◆ **Data supplied**
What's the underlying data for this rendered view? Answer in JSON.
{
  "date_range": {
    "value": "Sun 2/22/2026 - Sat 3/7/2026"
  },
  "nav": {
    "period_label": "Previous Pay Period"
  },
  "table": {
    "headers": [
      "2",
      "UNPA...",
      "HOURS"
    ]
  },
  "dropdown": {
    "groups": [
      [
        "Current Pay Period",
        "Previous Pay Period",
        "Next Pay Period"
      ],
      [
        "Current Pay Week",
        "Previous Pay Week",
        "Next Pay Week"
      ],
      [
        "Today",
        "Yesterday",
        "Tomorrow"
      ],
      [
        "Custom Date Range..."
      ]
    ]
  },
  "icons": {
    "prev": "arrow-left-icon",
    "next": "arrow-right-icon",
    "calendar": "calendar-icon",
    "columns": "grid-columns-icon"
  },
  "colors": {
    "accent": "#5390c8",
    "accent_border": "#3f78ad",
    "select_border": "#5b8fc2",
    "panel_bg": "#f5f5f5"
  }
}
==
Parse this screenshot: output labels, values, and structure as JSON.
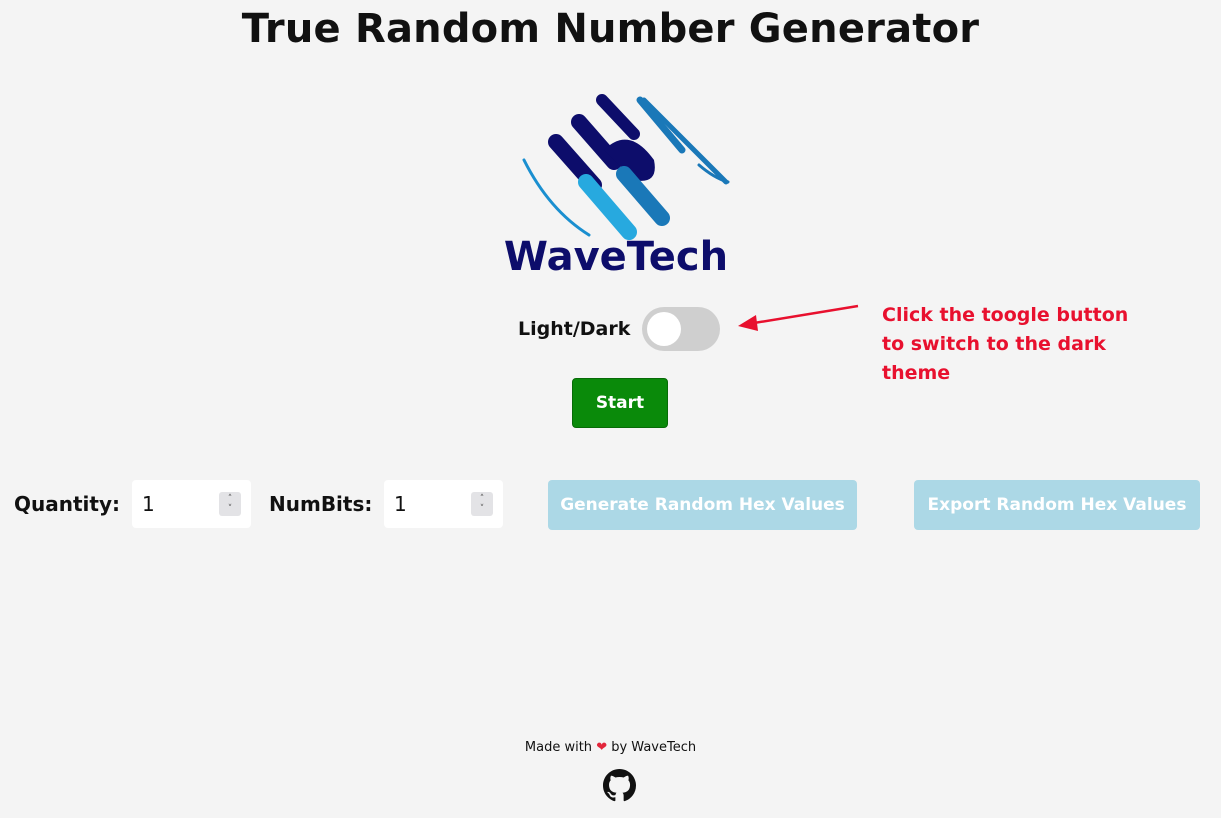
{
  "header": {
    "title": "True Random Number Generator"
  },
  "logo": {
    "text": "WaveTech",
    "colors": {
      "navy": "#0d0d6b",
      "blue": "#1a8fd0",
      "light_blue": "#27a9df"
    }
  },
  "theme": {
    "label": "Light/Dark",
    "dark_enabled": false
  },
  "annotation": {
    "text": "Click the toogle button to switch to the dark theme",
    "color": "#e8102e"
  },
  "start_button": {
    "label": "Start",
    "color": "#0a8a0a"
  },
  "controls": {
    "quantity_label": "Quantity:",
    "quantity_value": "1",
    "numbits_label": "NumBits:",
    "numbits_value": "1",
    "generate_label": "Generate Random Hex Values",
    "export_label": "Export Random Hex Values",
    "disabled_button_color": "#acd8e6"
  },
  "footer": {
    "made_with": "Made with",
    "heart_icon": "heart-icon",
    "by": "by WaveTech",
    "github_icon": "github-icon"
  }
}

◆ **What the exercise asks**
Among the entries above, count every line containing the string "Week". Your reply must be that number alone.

◆ **Solution to this exercise**
3